It is hard to imagine in this day and age people being forcibly surgically sterilized for any of the reasons that were seen as completely justified and reasonable back in the day. And yet, despite astronomical leaps in scientific knowledge and supposedly progressive social views, minorities, people living in poverty, and people with disabilities are still marginalized and even targeted for elimination now. Knowing the history of eugenics in the U.S., it is impossible not to believe that modern-day prenatal screenings, designed specifically to target and weed out certain disabilities, is tied to eugenics.

“In the shadow of the Holocaust and in the light of Carrie Buck’s saga, eugenics is now almost universally considered a dirty word. But many of our motives today are no different from those of the Buck era: we continue to hope that science can be used to improve the human condition. We all want to eradicate disease; we all hope to have healthy children. We all also want lower taxes. Whether or not we use the word eugenics to describe those motives, we must recognize their power, both in historical context as well as today.”

“Today we can diagnose some forms of deafness, blindness, and cancer as well as numerous other diseases, where we know the genes that lead to disease and we can reliably predict its onset. The search for the cause of mental retardation has not abated since the time of Buck, and many genetic markers for cognitive impairments remain under study. How much does it matter if we use a technique – less troubling to some than coercive surgery – to “cleanse the germ plasm,” as the eugenicists would have said? Does our embrace of techniques such as preimplantation selection of “normal” fetuses or prenatal genetic diagnosis and selective abortion make our motives in “eradicating defects” less suspect? Our modern emphasis on autonomy as a principle important to both law and ethics does not free us from the hard questions posed by our newest technology.”
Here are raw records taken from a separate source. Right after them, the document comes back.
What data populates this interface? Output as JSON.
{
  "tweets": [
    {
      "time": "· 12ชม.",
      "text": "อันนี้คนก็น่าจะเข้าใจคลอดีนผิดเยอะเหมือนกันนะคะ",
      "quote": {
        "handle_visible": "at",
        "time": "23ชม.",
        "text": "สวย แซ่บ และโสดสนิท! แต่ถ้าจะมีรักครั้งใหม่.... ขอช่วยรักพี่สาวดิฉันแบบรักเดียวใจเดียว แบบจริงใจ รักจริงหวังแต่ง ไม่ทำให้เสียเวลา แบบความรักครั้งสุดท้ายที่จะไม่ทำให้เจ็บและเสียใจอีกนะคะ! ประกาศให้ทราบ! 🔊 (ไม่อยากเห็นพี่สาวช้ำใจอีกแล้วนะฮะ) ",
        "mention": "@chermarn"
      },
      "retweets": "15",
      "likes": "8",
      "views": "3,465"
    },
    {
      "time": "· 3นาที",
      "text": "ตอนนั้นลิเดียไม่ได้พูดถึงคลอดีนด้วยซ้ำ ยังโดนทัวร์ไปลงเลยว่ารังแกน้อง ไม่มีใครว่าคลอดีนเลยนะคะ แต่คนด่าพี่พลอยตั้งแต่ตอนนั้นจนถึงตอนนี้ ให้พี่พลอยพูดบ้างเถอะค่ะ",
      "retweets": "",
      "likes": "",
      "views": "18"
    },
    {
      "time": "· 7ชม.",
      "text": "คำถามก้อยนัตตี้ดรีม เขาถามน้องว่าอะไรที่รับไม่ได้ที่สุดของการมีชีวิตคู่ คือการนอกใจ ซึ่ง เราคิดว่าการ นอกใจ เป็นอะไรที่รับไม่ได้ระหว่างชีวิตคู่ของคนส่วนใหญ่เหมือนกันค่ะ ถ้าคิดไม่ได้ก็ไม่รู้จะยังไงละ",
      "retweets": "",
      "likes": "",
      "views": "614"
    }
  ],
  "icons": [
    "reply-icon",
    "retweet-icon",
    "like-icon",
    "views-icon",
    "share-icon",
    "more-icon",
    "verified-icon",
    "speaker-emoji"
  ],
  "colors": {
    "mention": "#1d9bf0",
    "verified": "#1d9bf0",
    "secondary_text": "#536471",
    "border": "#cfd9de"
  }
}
Three Generations, No Imbeciles is an unflinching look at a chapter in our history that still reverberates today. Utterly fascinating and ultimately unsettling, this should be required reading in every U.S. History classroom.

The Junkyard Wonders by Patricia Polacco

[Originally posted on October 20, 2011 here]

The Junkyard Wonders by Patricia Polacco

When I picked my second-grade twins up from school yesterday, their teacher (also a friend of mine), tearfully told me about this book she had just finished reading to the class, and she urged me to take it home and read it, so I did.

Young Trisha has a learning disability and is the target of teasing and bullying. She longs to go live with her dad and grandma in Michigan and make a fresh start, where nobody will know how dumb she is. In Michigan, however, she is bewildered and crushed to find herself in a “special” class, just like in California where she lived with her mom.

Enter Mrs. Peterson, the teacher of this class – known as The Junkyard for its misfits, oddballs, and seemingly discarded kids. Her introduction misleads the reader into thinking she is a harsh character, until she explains the definition of genius to her class:

“Genius is neither learned nor acquired.

It is knowing without experience
It is risking without fear of failure
It is perception without touch
It is understanding without research
It is certainty without proof
It is ability without practice
It is invention without limitations
It is imagination without boundaries
It is creativity without constraints
It is……extraordinary intelligence!”

… and tells them that this describes each of them.

And thus follows an uplifting narrative about how these kids find their own worth, and their own special genius.

This story, inspired by the author’s own true-life experiences, is a wonderful parable about diversity, tolerance, and the value of all people, no matter what their differences or limitations might be. I love that my kids’ teacher is sharing these principles in her classroom. A wonderful story for teachers and parents alike to share with elementary school- age children.